With all this visibility, here are a few Volvik questions and answers.
Question No. 1: What’s the difference between the two Vivid models?
Answer No. 1: The four-piece Vivid XT is designed for golfers with higher swing speeds (say 95 MPH and up), while the three-piece Vivid is aimed at the large population of golfers with slower to more moderate swing speeds (under 95).
Question No. 2: The Vivid is available in how many different colors?
Answer No. 2: Green, orange, pink, red, sherbet, white, yellow (seven, listed alphabetically).
Question No. 3: How many different Volvik golf ball models are there?
Answer No. 3: Eight, including the two Vivid models plus six more varieties.
Question No. 4: Why do white golf balls dominate the marketplace?
Answer No. 4: It’s a mystery.
Colored golf balls are easier to see in the air and on the ground. In the rough, they stand out like fluorescent eggs. And they perform with the same distance and durability as traditional white balls.
Will colored balls capture a significantly larger portion of golf ball marketplace? Maybe, maybe not.
The modern movement toward colored golf balls is spearheaded by senior golfers, whose eyesight may have deteriorated with age. Virtually everyone agrees: Finding a colored ball in high grass is a piece of cake compared to a white ball.

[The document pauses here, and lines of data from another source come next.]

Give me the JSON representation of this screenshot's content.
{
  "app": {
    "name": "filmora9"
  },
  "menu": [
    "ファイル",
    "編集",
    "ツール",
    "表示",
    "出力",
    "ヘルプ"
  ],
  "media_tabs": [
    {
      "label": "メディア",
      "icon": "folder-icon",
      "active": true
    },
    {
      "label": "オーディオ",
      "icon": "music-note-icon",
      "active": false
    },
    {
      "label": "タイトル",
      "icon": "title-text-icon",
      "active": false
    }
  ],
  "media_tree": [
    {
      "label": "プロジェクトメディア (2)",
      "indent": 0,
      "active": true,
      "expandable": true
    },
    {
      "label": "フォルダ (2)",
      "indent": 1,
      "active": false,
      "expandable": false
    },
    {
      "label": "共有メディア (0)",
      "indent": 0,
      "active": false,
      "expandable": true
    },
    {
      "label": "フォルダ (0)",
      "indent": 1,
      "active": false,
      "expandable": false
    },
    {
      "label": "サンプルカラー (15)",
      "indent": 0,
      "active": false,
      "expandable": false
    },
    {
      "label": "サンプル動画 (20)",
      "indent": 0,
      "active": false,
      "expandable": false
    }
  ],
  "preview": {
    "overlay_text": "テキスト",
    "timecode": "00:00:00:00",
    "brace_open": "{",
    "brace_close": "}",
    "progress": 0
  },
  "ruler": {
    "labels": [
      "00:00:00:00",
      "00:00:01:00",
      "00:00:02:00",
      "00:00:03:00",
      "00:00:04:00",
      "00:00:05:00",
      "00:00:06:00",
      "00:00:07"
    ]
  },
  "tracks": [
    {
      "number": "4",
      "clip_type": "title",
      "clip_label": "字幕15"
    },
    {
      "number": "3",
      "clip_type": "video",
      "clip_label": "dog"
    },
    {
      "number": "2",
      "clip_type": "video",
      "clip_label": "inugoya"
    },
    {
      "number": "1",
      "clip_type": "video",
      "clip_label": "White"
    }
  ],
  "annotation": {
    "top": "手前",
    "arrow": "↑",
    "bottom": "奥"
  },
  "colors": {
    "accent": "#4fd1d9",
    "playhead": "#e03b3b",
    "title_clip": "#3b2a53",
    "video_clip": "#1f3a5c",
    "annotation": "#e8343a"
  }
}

Informal visual testing was conducted by the Achenslice crew with white, orange and pink balls from distances of 25, 50 and 100 yards (on the ground). The white ones were much more difficult to spot. For many seniors, the visual difference was dramatic.
Because of quick identification, many golfers are likely to play slightly faster with colored balls.
A side note: These are real golf balls. “It’s important to remember that these are not putt-putt balls we’re talking about,” said Corey Consuegra, Bridgestone Golf’s senior director of marketing. “These are high-performance golf balls.”
In Japan, Bridgestone is the No. 1 seller of colored golf balls.
Circling back to Volvik, no other manufacturer worldwide has placed so much emphasis on balls of different colors. Yes, Volvik makes a white ball, but the company is hanging its golf hat on a lineup of different colors.
Who else but Volvik would come up with an offbeat golf ball color called sherbet? No, you can’t eat it.
For amateur golfers who would like to try colored balls, here are some games, contests or insights associated with Volvik balls. This discussion will focus on the popular Vivid model.
- You may tire of answering question about your colored golf balls. In general, golfers appear to be mesmerized by all the color choices.
- Fearsome foursomes: American golfers rarely play an alternate-shot format, even though this scheme is part of the Ryder Cup. Anyway, it is quick and easy to engage in foursomes play, especially if two opposing teams use golf balls of two different colors.
- Four players, four colors: Superstitions aside, it is fun to take balls of four different colors and draw to see which player uses which color.
- Any competition involving multiple teams is an obvious candidate for golf balls with team colors: Oh, those crazy superstitions again.
“It’s been a wild ride,” summarized Claffey, “and we couldn’t be happier. Golf is supposed to be fun, and we’re doing our part.”
—Jim Achenbach Senior Golf Insider email@example.com